Over the past few years, “clan crime” has become a significant public issue. Politicians and media outlets had long avoided the topic for fear of accusations of xenophobia. For as many as 20 years, members of several large Arab families have earned their livelihood exclusively through social welfare and crimes such as theft, robbery and extortion.
But then the Arab clans started making headlines. In 2010, a group of brothers and cousins robbed a poker tournament at Potsdamer Platz. In 2014, in the middle of the Christmas shopping season, members of a large family known to the police looted a jeweler in the posh department store KaDeWe. That same year, clan members cracked open safe-deposit boxes at a Sparkasse in Berlin-Tempelhof and then blew up the entire bank. Members of a clan are currently standing trial for stealing a 100-kilo gold coin from the Bode Museum in 2017. In 2018, a clan is alleged to have robbed an armored car near Alexanderplatz; several Lebanese nationals are currently in custody for the offense. “
The increased public interest was driven by the criminals’ own insolence,” argues Ralph Ghadban, a Lebanese-born Islamic scholar living in Berlin. “Their arrogance reached such a degree that no one could overlook it. Last year, Ghadban published a bestseller titled Arabische Clans – Die unterschätzte Gefahr (Arab clans – the underrated danger). “If the media covers it,” he says, “it influences policy. Politics reacts, but it’s not proactive.”
A dozen clans, each with several hundred members, supply the Berlin police with a constant flow of work. It’s always the same figures committing the same offenses, small and large, with names like Al-Zein, Remmo or Ali-Khan.

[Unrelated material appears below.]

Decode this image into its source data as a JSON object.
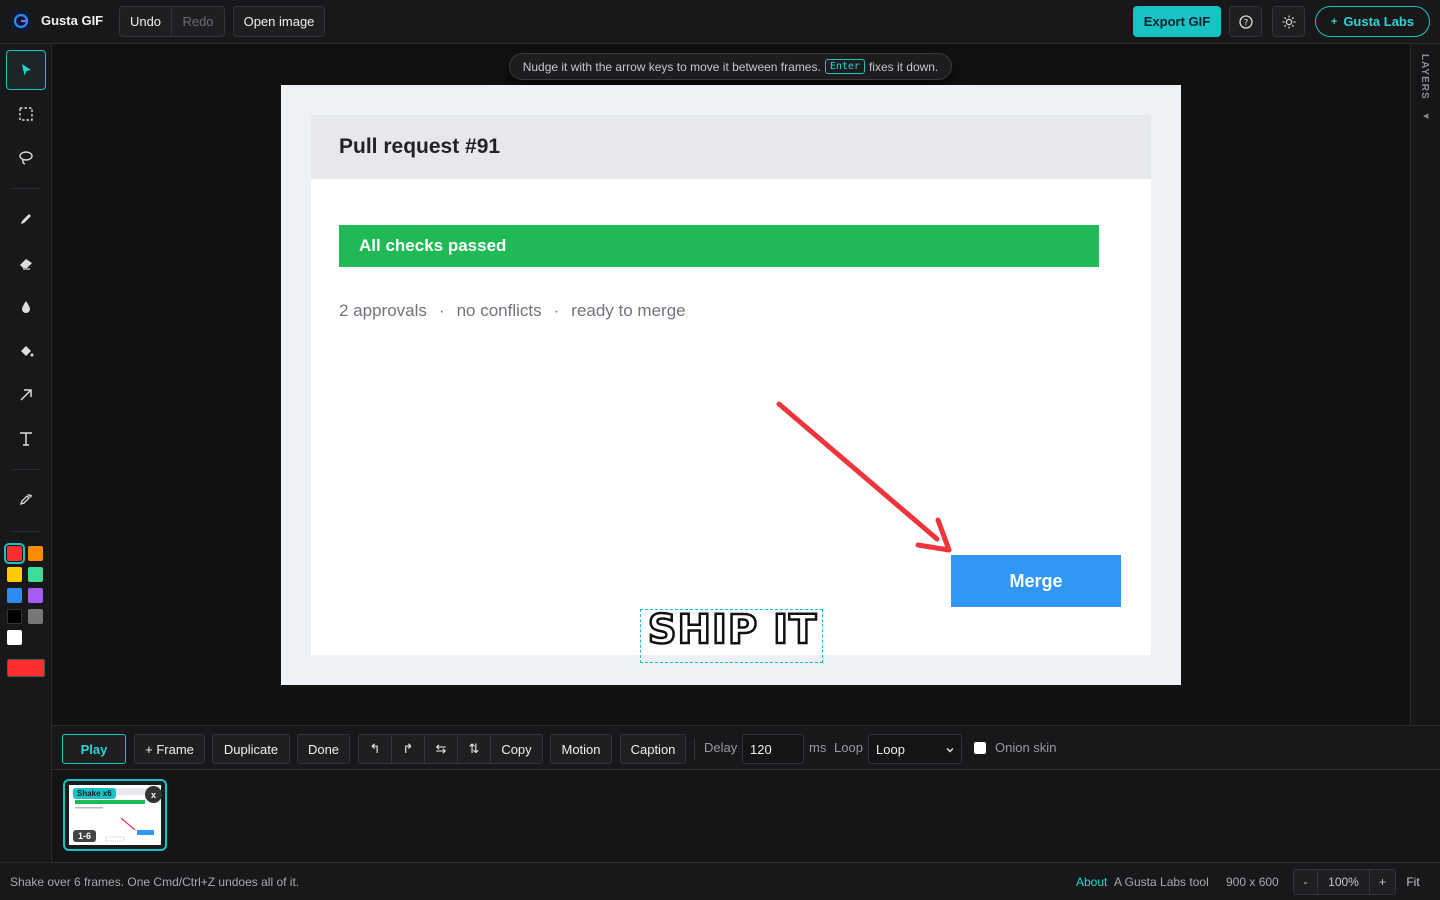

Not all members of these families are criminals. But many of them help cover up the dark deeds of their fathers, brothers and cousins. If they are questioned by police or in court, they just can’t seem to remember. Or in the words of mafia expert Sandro Mattioli: “The clans are male associations; there is a vow of secrecy.